Kyle and Mia Reini married two days before his student orientation at Mendoza College of Business at the University of Notre Dame. “I joke that we took our honeymoon in South Bend, Indiana,” he says.
Mendoza’s programme, like other MBA programmes, is all-consuming. Students are in class from the early morning until dinner time, and in the evenings there are meetings, recruiting interviews, speaker events and study groups. Mia didn’t know what she was in for as the wife of an MBA student. “I went to law school, but I didn’t realise what business school was: a lot of group work, a lot of hours, and a lot of time away from home,” she says.
She has, however, adjusted nicely. She has a full-time job as an attorney at the general counsel’s office at Notre Dame, does charity work regularly, and has made new friends, many of them partners of MBA students.
“I’ve been pleasantly surprised by how much the school plans for spouses,” Mia says. “It’s a big adjustment, and it can be isolating if you don’t have a support system. You’re in a new place, with a new house and a new job. A lot of us had great lives and careers before this.”
Perhaps the biggest challenge of business school for couples is finding time to spend together. Kyle says he has made it a priority to keep his weekends as school-free as possible. “It’s not just about you,” he says. “Some days you have to put in a 16- or 18-hour day so that you can have Saturdays and Sundays with your spouse.”
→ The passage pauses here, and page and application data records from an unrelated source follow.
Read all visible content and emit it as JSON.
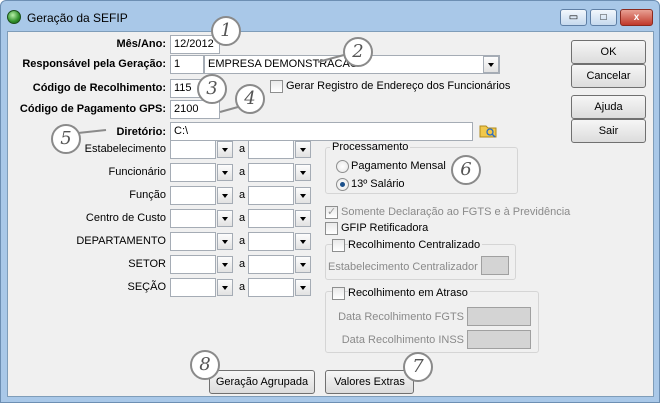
{
  "window": {
    "title": "Geração da SEFIP"
  },
  "titlebar": {
    "min": "▭",
    "max": "□",
    "close": "x"
  },
  "fields": {
    "mes_ano": {
      "label": "Mês/Ano",
      "value": "12/2012"
    },
    "responsavel": {
      "label": "Responsável pela Geração",
      "code": "1",
      "name": "EMPRESA DEMONSTRACAO"
    },
    "codigo_recolhimento": {
      "label": "Código de Recolhimento",
      "value": "115"
    },
    "gerar_registro": {
      "label": "Gerar Registro de Endereço dos Funcionários",
      "checked": false
    },
    "codigo_pagamento": {
      "label": "Código de Pagamento GPS",
      "value": "2100"
    },
    "diretorio": {
      "label": "Diretório",
      "value": "C:\\"
    }
  },
  "ranges": [
    {
      "label": "Estabelecimento",
      "sep": "a"
    },
    {
      "label": "Funcionário",
      "sep": "a"
    },
    {
      "label": "Função",
      "sep": "a"
    },
    {
      "label": "Centro de Custo",
      "sep": "a"
    },
    {
      "label": "DEPARTAMENTO",
      "sep": "a"
    },
    {
      "label": "SETOR",
      "sep": "a"
    },
    {
      "label": "SEÇÃO",
      "sep": "a"
    }
  ],
  "processamento": {
    "title": "Processamento",
    "options": [
      "Pagamento Mensal",
      "13º Salário"
    ],
    "selected": "13º Salário"
  },
  "options": {
    "somente_declaracao": "Somente Declaração ao FGTS e à Previdência",
    "gfip_retificadora": "GFIP Retificadora",
    "recolhimento_centralizado": "Recolhimento Centralizado",
    "estabelecimento_centralizador": "Estabelecimento Centralizador",
    "recolhimento_atraso": "Recolhimento em Atraso",
    "data_fgts": "Data Recolhimento FGTS",
    "data_inss": "Data Recolhimento INSS"
  },
  "buttons": {
    "ok": "OK",
    "cancelar": "Cancelar",
    "ajuda": "Ajuda",
    "sair": "Sair",
    "geracao_agrupada": "Geração Agrupada",
    "valores_extras": "Valores Extras"
  },
  "callouts": [
    "1",
    "2",
    "3",
    "4",
    "5",
    "6",
    "7",
    "8"
  ]
}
Keya Gohil, who runs the joint ventures group at Kellogg, says the school allows spouses to participate in many clubs, attend school-sponsored conferences, and even sit in on classes. “It’s an inclusive environment,” says Keya, who is originally from India and moved to Evanston, Illinois, from Washington DC, when her husband, Pranav, started there.
Keya attended a class in technology marketing, and joined a class trip to India as part of her husband’s global immersion in management course. “Professors are welcoming,” she says. “It’s almost as though [partners] can get an MBA free of charge. More than anything, they get to network with some really bright Kellogg students.”
There are also dedicated support networks for partners of gay students. Dante Mastry, president of Out for Business at the Ross School of Business, University of Michigan, recommends that before selecting a school, prospective students research the school’s gay affinity groups to determine how active they are to get a sense of the gay community on campus.
“They should try to find an environment that is supportive to them, and look for schools that show a visible community,” says Mastry, who is specialising in digital marketing.
There are, of course, many couples who meet on an MBA programme. Business school is an intensely social environment, and romance often blooms during late-night cram sessions, group project preparation, or a student-organised happy hour.
Nicole and Doug Massey, for instance, met at maths camp in the weeks before starting their MBA programme at the Haas School of Business at the University of California Berkeley. They began dating shortly afterwards.
“The fact that we were in school meant that we spent a lot of time together, but our spheres on campus were pretty separate,” says Doug, who works in marketing. “We were in different groups, we only had a couple of classes together, and we participated in different clubs and activities.”
Most couples who met at business school say that having a partner who is also an MBA student often reduces some of the pressures of adapting to a new school and a rigorous academic programme because they are experiencing the same things.
Nicole, who works in brand management, says this was particularly true on the job front. “We were both career switchers, and it was helpful to have someone going through it with me – to bounce ideas off of, and to provide perspective,” she says.
Copyright The Financial Times Limited 2014. You may share using our article tools.
Please don't cut articles from FT.com and redistribute by email or post to the web.